Be ever mindful of the role of the Agent in concluding a transaction and always be conscious of their position when framing an offer to buy.
Try and smooth the way with them to facilitate the sale rather than hinder it.
A classic and fundamental point here is the amount of deposit paid by a Buyer, particularly on residential property.
As an investor you should be alive and conscious to this issue whenever you submit an offer through an Agent.
Ensure wherever you can that the deposit paid, at least by the time you go unconditional, is rounded off to at least the amount of the Agent’s commission.
If you submit an offer to an Agent where the deposit doesn’t cover the commission (which means that it is payable from the balance purchase price payable by the buyer on settlement date), then they will immediately be concerned about the fact that the deposit isn’t enough to pay for their commission and therefore they don’t have security for payment of their fees.

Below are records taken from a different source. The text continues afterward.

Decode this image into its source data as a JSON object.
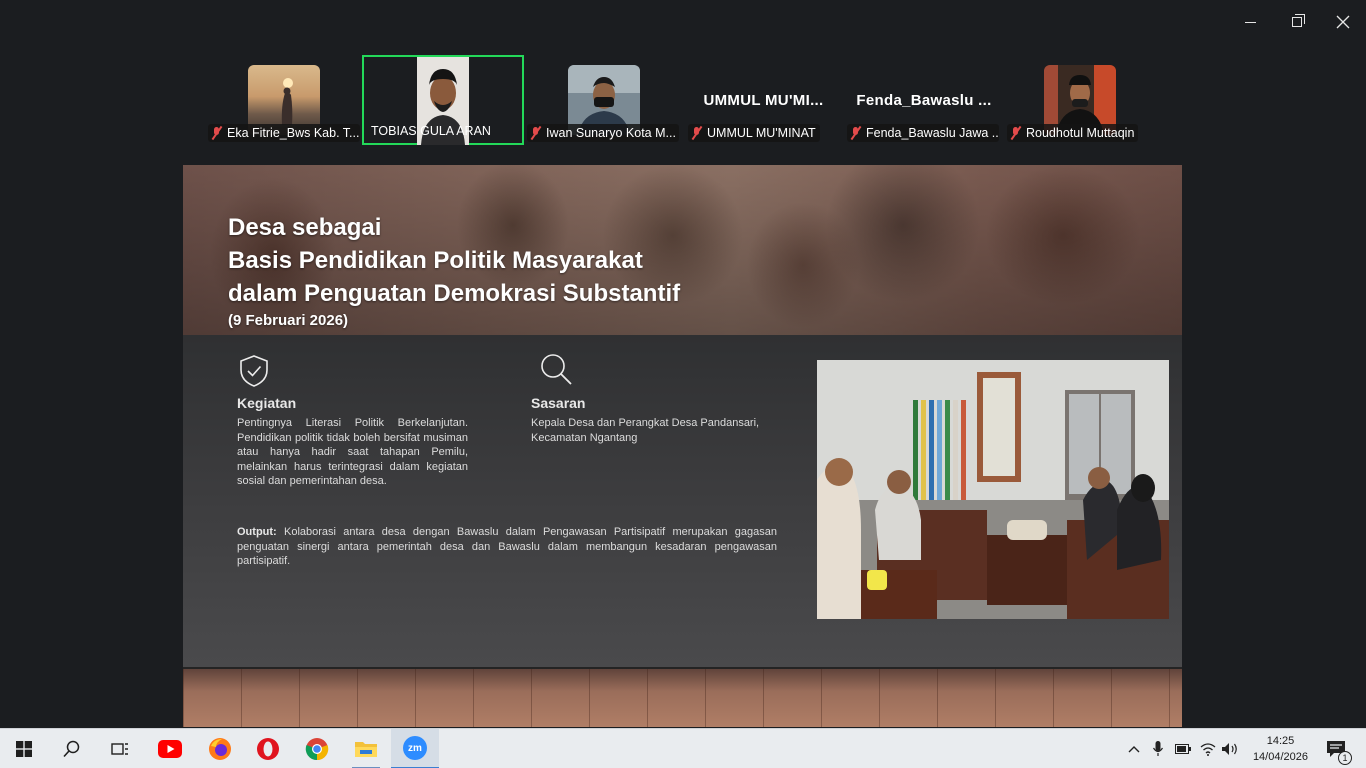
{
  "participants": [
    {
      "name": "Eka Fitrie_Bws Kab. T...",
      "muted": true,
      "has_video": true
    },
    {
      "name": "TOBIAS GULA ARAN",
      "muted": false,
      "has_video": true,
      "active_speaker": true
    },
    {
      "name": "Iwan Sunaryo Kota M...",
      "muted": true,
      "has_video": true
    },
    {
      "name": "UMMUL MU'MINAT",
      "display_name": "UMMUL  MU'MI...",
      "muted": true,
      "has_video": false
    },
    {
      "name": "Fenda_Bawaslu Jawa ...",
      "display_name": "Fenda_Bawaslu ...",
      "muted": true,
      "has_video": false
    },
    {
      "name": "Roudhotul Muttaqin",
      "muted": true,
      "has_video": true
    }
  ],
  "slide": {
    "title_lines": [
      "Desa sebagai",
      "Basis Pendidikan Politik Masyarakat",
      "dalam Penguatan Demokrasi Substantif"
    ],
    "date": "(9 Februari 2026)",
    "kegiatan": {
      "icon": "shield-check-icon",
      "title": "Kegiatan",
      "text": "Pentingnya Literasi Politik Berkelanjutan. Pendidikan politik tidak boleh bersifat musiman atau hanya hadir saat tahapan Pemilu, melainkan harus terintegrasi dalam kegiatan sosial dan pemerintahan desa."
    },
    "sasaran": {
      "icon": "magnifier-icon",
      "title": "Sasaran",
      "text": "Kepala Desa dan Perangkat Desa Pandansari, Kecamatan Ngantang"
    },
    "output": {
      "label": "Output:",
      "text": "Kolaborasi antara desa dengan Bawaslu dalam Pengawasan Partisipatif merupakan gagasan penguatan sinergi antara pemerintah desa dan Bawaslu dalam membangun kesadaran pengawasan partisipatif."
    }
  },
  "taskbar": {
    "apps": [
      "windows-start-icon",
      "search-icon",
      "task-view-icon",
      "youtube-icon",
      "firefox-icon",
      "opera-icon",
      "chrome-icon",
      "file-explorer-icon",
      "zoom-icon"
    ],
    "zoom_label": "zm",
    "time": "14:25",
    "date": "14/04/2026",
    "notification_count": "1"
  }
}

Where you frame your offer though so that the deposit is always rounded off to at least the amount of their fees and all paid well before settlement date, then this will be an issue that you have avoided and this will help facilitate this transaction.
Do this rather than prompt the Agent, in the case of a “skinny” deposit, to push back.
As I have said many times before, it is the micro skills in life that are the most important.
What does it matter that you have a law degree from Australia’s most prestigious university if you do not understand what just seem like subtle points of negotiation, such as this one.
They are much more than that.
Preparation for a Negotiation
When preparing for a negotiation session where you know there will be a lot of “argie bargie” and arm wrestling on many a number of points, give careful thought to how you manage the large number of issues.
My suggestion is that you should prepare for the negotiation by getting up a list of lets say, 10 points in issue.
As a negotiating strategy, an approach that can work well is to agree to the first 5 of these points readily and leave the biggest and most important points to you until the very end.
Then push for these bigger points at the end after conceding to the first 5 or 6 of these points.
This approach goes contrary to the notion that you don’t agree to something without getting something back in return.
By approaching negotiations in this way you create a spirit of co-operation and paint yourself as someone who is willing to compromise and be reasonable.
By the time the other party gets to your point 6 or 7 (which is far more important to you), then you will have moved them to a position where their attitude is “Oh well, he is being fair, I should be fair here as well,” and they will have a greater propensity to agree to your more important points.
This approach too goes contrary to the usual style of lawyers engaged to represent you on negotiating the finalisation of documents as lawyers nearly always have a style where they will respond to the other solicitor about the points in their document, clause by clause (e.g. start at clause 1 and finish at clause 20).
This is a piecemeal style of negotiation and I suggest you should not be driven by this approach.
A better approach is to group all the points that you agree to at the start of the negotiation as outlined above, and move on from them to the important points.
Your lawyer’s letters should deal with the matters in the same fashion.